It’s now grown with 32 businesses signed up.

We’ve reported that some are pleased with the work, but others, like 2 Boys Pizza & Grill, are leaving completely.

Despite keeping a tab on those businesses that are joining in, the sheriff’s office says they haven’t been tracking any data.

They say this is due to how new the program is but they say they are working to expand where this effort is headed.

“It’s new. We’re excited about it, and we’re hoping that this is kind of a long-term program that helps us deal with a current problem,” said Capt. Scott Redmon with the sheriff’s office’s south precinct.

It’s a program the sheriff’s office and some businesses on Washington Road say is making a difference.

So then why isn’t there any data to back it up?

“The data that we’re seeing right now, is brand new data. Our intel unit will be working strongly to compile that data as time goes on,” said Redmon.

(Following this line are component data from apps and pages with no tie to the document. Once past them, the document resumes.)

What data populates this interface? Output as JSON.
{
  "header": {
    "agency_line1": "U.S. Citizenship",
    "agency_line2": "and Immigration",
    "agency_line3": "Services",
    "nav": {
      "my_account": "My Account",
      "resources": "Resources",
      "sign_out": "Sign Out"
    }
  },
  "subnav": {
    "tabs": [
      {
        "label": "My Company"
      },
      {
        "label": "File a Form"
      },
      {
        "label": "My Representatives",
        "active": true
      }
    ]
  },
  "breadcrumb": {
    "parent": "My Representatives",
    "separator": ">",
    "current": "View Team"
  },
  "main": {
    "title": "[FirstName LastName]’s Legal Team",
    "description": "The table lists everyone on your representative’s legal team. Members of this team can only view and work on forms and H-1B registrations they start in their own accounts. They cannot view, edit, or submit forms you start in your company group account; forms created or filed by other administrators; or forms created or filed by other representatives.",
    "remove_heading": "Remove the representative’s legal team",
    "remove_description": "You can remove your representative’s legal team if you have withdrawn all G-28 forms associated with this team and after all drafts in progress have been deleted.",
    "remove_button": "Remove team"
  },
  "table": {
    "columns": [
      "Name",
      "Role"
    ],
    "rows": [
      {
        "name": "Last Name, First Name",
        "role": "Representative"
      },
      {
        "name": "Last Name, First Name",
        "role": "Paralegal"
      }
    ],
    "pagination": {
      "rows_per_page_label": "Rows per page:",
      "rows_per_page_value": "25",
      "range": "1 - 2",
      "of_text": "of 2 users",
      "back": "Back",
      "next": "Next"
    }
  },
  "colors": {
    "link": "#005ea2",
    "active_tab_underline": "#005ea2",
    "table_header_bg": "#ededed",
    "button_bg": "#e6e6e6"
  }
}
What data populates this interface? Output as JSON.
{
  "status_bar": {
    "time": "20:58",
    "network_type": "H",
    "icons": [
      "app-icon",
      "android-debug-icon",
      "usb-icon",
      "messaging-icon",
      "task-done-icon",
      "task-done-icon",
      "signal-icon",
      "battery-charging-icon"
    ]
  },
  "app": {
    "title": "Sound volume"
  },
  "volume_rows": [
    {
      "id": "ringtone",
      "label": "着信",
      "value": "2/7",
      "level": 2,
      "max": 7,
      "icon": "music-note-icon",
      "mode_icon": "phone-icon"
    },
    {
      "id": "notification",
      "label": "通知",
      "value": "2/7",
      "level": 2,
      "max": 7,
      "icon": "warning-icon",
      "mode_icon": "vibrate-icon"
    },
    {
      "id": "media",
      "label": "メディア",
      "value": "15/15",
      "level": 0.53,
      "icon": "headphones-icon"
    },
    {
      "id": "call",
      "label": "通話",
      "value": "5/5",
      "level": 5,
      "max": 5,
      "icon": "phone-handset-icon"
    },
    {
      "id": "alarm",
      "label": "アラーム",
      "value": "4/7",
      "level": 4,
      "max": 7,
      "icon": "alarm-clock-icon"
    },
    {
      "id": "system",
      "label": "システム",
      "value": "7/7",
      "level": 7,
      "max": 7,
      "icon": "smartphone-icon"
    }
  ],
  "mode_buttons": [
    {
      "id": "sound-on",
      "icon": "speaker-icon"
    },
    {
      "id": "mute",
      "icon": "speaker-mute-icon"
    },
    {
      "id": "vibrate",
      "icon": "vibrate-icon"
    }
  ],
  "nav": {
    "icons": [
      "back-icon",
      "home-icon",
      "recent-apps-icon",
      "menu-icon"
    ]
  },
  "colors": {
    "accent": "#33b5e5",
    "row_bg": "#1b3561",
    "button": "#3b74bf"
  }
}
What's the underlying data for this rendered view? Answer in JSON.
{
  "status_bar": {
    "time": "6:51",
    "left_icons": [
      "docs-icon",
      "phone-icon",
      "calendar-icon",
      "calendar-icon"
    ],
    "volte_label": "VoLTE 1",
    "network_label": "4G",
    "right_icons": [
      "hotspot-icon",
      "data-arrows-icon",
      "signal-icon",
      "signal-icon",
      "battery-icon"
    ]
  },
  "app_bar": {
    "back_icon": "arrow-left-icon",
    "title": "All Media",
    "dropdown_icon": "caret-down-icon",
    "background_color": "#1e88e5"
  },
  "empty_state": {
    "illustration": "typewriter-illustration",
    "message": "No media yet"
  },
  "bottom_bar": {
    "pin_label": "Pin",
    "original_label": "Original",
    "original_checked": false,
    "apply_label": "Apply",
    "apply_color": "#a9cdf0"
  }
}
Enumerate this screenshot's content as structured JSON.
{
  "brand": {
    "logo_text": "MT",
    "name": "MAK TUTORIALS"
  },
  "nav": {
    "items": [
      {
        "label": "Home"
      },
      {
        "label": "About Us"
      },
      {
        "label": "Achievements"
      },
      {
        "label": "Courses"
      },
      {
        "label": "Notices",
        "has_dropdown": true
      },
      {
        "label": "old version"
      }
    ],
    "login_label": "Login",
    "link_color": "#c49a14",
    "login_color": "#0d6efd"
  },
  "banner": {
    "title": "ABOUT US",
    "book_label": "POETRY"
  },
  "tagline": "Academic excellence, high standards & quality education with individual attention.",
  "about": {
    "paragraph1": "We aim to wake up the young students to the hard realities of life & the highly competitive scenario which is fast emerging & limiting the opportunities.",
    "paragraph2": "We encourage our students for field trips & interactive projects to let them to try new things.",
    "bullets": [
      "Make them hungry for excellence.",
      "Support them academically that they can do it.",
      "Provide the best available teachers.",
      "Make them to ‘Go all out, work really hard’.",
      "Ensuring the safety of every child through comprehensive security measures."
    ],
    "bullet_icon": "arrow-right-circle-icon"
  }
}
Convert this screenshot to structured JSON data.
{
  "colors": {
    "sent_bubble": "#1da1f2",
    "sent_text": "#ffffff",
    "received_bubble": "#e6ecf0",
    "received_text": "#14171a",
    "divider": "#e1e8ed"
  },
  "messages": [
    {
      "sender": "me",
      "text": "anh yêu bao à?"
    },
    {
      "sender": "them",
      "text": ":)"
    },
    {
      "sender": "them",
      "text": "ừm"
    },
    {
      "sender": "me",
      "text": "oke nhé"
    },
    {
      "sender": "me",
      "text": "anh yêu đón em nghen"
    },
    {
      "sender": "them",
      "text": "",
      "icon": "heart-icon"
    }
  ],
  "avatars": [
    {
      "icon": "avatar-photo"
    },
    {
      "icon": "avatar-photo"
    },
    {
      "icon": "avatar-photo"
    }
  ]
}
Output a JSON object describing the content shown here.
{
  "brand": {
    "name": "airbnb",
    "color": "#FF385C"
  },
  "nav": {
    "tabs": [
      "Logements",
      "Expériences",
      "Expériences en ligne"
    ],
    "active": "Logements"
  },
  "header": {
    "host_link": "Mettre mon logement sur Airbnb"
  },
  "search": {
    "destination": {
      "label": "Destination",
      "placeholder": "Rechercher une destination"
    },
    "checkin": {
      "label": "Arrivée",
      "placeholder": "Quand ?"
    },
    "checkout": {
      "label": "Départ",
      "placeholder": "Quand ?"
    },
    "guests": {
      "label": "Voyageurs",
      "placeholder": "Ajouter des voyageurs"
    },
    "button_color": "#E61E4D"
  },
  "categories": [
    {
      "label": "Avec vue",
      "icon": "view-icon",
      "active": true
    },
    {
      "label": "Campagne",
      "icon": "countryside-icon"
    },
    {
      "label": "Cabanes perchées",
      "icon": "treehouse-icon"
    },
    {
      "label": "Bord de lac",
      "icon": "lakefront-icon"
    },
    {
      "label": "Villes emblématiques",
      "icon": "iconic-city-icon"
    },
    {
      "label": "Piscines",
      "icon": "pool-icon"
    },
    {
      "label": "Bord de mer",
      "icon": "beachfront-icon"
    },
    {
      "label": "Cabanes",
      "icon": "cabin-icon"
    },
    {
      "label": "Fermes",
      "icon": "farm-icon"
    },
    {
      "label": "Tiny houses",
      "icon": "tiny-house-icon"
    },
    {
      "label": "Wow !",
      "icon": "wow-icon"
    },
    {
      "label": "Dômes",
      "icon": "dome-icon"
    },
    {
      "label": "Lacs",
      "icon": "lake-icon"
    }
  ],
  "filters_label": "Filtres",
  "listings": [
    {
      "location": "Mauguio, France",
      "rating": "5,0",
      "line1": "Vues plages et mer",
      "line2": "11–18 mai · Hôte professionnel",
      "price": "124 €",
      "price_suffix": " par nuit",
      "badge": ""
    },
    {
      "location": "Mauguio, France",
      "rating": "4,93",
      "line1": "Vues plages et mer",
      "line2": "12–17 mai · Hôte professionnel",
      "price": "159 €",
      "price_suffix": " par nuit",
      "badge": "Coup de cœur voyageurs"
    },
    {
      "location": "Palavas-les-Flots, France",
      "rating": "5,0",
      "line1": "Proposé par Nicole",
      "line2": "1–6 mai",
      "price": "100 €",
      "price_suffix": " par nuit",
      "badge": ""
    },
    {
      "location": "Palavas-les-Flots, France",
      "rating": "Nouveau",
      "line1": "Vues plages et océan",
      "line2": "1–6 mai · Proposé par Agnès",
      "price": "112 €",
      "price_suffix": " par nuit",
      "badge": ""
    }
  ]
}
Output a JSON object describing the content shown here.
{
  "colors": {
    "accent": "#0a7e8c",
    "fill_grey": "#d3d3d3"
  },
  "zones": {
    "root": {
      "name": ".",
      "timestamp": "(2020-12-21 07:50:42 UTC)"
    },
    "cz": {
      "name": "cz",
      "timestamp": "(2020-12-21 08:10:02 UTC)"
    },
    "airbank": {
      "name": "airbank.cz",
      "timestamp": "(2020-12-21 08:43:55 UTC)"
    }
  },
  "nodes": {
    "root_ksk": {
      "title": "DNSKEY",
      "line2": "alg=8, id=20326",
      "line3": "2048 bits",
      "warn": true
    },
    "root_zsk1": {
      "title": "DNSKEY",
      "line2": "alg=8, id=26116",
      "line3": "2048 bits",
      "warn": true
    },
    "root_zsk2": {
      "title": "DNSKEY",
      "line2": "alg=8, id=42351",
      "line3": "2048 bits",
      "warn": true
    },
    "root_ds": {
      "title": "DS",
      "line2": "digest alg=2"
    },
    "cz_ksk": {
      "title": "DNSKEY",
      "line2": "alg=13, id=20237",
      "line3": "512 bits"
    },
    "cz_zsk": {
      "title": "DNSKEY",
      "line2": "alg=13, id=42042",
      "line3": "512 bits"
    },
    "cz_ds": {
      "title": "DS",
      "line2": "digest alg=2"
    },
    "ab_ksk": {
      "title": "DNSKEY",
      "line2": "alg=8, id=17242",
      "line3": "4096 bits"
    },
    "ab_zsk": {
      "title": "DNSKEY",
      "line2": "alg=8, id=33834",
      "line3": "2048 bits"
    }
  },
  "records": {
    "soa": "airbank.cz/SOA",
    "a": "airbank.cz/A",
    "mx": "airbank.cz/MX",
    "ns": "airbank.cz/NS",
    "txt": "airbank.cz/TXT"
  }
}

By data, we mean how many people have they arrested so far? How many have been referred to accountability court?

But they say an arrest should be a last resort.

“We’re kind of a mecca for the homeless. There are a lot of resources here. There’s a lot of outreach that’s going on here in Augusta. And the network out there gets that message out to the homeless people not only here but in other cities. Recently, we had people come as far away as four hours, and dropped off at the Salvation Army,” said Redmon.

Others, like Commissioner Sean Frantom, say this effort still needs more teeth.

Augusta’s current panhandling ordinance was put in place back in 2006 and only holds a tight grip on the downtown Broad Street district and a small district between Hopkins Street and Laney Walker Boulevard.

In exactly one week, the sheriff’s office, marshal’s office, homeless task force, and more are coming to the table to discuss a panhandling ordinance that mirrors Columbia County’s.

They’re hoping to expand where officers can enforce homeless management, but without arresting their way to a solution.